**Data shown**
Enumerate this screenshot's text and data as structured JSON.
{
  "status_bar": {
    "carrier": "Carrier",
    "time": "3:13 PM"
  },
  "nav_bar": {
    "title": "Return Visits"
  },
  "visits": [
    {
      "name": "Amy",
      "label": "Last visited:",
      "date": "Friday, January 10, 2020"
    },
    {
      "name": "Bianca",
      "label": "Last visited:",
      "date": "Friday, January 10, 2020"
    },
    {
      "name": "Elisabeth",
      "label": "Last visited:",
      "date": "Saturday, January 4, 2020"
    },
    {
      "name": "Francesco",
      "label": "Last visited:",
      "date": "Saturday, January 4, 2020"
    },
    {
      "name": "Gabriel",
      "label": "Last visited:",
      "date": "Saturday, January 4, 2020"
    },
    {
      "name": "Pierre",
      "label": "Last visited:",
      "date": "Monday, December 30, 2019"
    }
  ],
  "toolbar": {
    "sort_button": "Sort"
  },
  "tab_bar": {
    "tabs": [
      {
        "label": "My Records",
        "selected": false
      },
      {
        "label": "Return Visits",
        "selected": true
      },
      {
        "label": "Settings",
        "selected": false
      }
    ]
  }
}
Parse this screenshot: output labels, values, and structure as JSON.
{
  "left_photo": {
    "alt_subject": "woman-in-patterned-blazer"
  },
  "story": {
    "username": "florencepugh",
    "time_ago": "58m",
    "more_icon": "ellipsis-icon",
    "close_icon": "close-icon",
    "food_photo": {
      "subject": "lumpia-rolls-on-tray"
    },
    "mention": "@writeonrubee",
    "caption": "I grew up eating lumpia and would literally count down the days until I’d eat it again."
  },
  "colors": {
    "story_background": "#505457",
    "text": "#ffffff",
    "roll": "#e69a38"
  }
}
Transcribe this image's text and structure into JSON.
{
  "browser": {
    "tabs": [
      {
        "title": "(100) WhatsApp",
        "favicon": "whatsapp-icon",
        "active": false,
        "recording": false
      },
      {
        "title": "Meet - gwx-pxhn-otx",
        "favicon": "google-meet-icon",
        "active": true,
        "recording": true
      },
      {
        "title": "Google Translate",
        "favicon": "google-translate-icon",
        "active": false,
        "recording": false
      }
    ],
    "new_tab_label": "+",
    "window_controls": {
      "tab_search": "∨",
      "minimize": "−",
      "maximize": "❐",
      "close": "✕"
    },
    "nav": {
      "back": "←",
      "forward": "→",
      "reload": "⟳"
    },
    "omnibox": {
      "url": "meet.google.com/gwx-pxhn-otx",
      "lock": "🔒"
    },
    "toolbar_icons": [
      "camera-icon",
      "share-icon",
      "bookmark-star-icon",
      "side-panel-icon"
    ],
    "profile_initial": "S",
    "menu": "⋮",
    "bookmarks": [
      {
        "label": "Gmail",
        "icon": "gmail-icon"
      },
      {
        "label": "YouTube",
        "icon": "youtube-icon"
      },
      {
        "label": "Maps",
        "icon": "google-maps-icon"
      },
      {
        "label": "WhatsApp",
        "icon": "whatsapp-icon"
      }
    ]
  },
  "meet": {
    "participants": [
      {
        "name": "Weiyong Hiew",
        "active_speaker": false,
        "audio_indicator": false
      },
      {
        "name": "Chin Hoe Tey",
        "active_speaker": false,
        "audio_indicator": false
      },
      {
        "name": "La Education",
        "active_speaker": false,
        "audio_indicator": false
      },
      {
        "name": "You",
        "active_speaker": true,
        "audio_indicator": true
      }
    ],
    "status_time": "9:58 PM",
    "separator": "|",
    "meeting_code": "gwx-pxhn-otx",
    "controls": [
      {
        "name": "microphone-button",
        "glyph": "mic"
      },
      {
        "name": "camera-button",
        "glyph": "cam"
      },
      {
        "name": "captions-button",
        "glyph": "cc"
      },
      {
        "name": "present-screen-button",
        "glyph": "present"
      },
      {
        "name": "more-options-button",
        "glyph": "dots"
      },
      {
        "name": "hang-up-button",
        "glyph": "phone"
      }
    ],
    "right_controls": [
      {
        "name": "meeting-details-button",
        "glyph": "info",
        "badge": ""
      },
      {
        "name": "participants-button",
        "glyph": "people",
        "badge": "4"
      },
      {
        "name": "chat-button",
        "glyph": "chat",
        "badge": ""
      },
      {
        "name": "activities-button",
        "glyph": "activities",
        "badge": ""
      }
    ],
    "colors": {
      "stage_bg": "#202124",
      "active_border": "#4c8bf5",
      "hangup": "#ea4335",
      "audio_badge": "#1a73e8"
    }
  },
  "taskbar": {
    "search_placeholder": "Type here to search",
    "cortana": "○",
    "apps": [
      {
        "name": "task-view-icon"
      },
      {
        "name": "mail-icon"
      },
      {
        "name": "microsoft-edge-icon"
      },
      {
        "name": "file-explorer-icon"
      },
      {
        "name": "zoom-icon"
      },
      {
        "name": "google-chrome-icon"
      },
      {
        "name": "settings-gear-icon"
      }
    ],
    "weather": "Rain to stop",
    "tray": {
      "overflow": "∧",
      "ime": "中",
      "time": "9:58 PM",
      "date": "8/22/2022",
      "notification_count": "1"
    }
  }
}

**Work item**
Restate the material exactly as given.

**Completed exercise**
Enumerate this screenshot's text and data as structured JSON.
{
  "status_bar": {
    "carrier": "Carrier",
    "time": "3:13 PM"
  },
  "nav_bar": {
    "title": "Return Visits"
  },
  "visits": [
    {
      "name": "Amy",
      "label": "Last visited:",
      "date": "Friday, January 10, 2020"
    },
    {
      "name": "Bianca",
      "label": "Last visited:",
      "date": "Friday, January 10, 2020"
    },
    {
      "name": "Elisabeth",
      "label": "Last visited:",
      "date": "Saturday, January 4, 2020"
    },
    {
      "name": "Francesco",
      "label": "Last visited:",
      "date": "Saturday, January 4, 2020"
    },
    {
      "name": "Gabriel",
      "label": "Last visited:",
      "date": "Saturday, January 4, 2020"
    },
    {
      "name": "Pierre",
      "label": "Last visited:",
      "date": "Monday, December 30, 2019"
    }
  ],
  "toolbar": {
    "sort_button": "Sort"
  },
  "tab_bar": {
    "tabs": [
      {
        "label": "My Records",
        "selected": false
      },
      {
        "label": "Return Visits",
        "selected": true
      },
      {
        "label": "Settings",
        "selected": false
      }
    ]
  }
}
Parse this screenshot: output labels, values, and structure as JSON.
{
  "left_photo": {
    "alt_subject": "woman-in-patterned-blazer"
  },
  "story": {
    "username": "florencepugh",
    "time_ago": "58m",
    "more_icon": "ellipsis-icon",
    "close_icon": "close-icon",
    "food_photo": {
      "subject": "lumpia-rolls-on-tray"
    },
    "mention": "@writeonrubee",
    "caption": "I grew up eating lumpia and would literally count down the days until I’d eat it again."
  },
  "colors": {
    "story_background": "#505457",
    "text": "#ffffff",
    "roll": "#e69a38"
  }
}
Transcribe this image's text and structure into JSON.
{
  "browser": {
    "tabs": [
      {
        "title": "(100) WhatsApp",
        "favicon": "whatsapp-icon",
        "active": false,
        "recording": false
      },
      {
        "title": "Meet - gwx-pxhn-otx",
        "favicon": "google-meet-icon",
        "active": true,
        "recording": true
      },
      {
        "title": "Google Translate",
        "favicon": "google-translate-icon",
        "active": false,
        "recording": false
      }
    ],
    "new_tab_label": "+",
    "window_controls": {
      "tab_search": "∨",
      "minimize": "−",
      "maximize": "❐",
      "close": "✕"
    },
    "nav": {
      "back": "←",
      "forward": "→",
      "reload": "⟳"
    },
    "omnibox": {
      "url": "meet.google.com/gwx-pxhn-otx",
      "lock": "🔒"
    },
    "toolbar_icons": [
      "camera-icon",
      "share-icon",
      "bookmark-star-icon",
      "side-panel-icon"
    ],
    "profile_initial": "S",
    "menu": "⋮",
    "bookmarks": [
      {
        "label": "Gmail",
        "icon": "gmail-icon"
      },
      {
        "label": "YouTube",
        "icon": "youtube-icon"
      },
      {
        "label": "Maps",
        "icon": "google-maps-icon"
      },
      {
        "label": "WhatsApp",
        "icon": "whatsapp-icon"
      }
    ]
  },
  "meet": {
    "participants": [
      {
        "name": "Weiyong Hiew",
        "active_speaker": false,
        "audio_indicator": false
      },
      {
        "name": "Chin Hoe Tey",
        "active_speaker": false,
        "audio_indicator": false
      },
      {
        "name": "La Education",
        "active_speaker": false,
        "audio_indicator": false
      },
      {
        "name": "You",
        "active_speaker": true,
        "audio_indicator": true
      }
    ],
    "status_time": "9:58 PM",
    "separator": "|",
    "meeting_code": "gwx-pxhn-otx",
    "controls": [
      {
        "name": "microphone-button",
        "glyph": "mic"
      },
      {
        "name": "camera-button",
        "glyph": "cam"
      },
      {
        "name": "captions-button",
        "glyph": "cc"
      },
      {
        "name": "present-screen-button",
        "glyph": "present"
      },
      {
        "name": "more-options-button",
        "glyph": "dots"
      },
      {
        "name": "hang-up-button",
        "glyph": "phone"
      }
    ],
    "right_controls": [
      {
        "name": "meeting-details-button",
        "glyph": "info",
        "badge": ""
      },
      {
        "name": "participants-button",
        "glyph": "people",
        "badge": "4"
      },
      {
        "name": "chat-button",
        "glyph": "chat",
        "badge": ""
      },
      {
        "name": "activities-button",
        "glyph": "activities",
        "badge": ""
      }
    ],
    "colors": {
      "stage_bg": "#202124",
      "active_border": "#4c8bf5",
      "hangup": "#ea4335",
      "audio_badge": "#1a73e8"
    }
  },
  "taskbar": {
    "search_placeholder": "Type here to search",
    "cortana": "○",
    "apps": [
      {
        "name": "task-view-icon"
      },
      {
        "name": "mail-icon"
      },
      {
        "name": "microsoft-edge-icon"
      },
      {
        "name": "file-explorer-icon"
      },
      {
        "name": "zoom-icon"
      },
      {
        "name": "google-chrome-icon"
      },
      {
        "name": "settings-gear-icon"
      }
    ],
    "weather": "Rain to stop",
    "tray": {
      "overflow": "∧",
      "ime": "中",
      "time": "9:58 PM",
      "date": "8/22/2022",
      "notification_count": "1"
    }
  }
}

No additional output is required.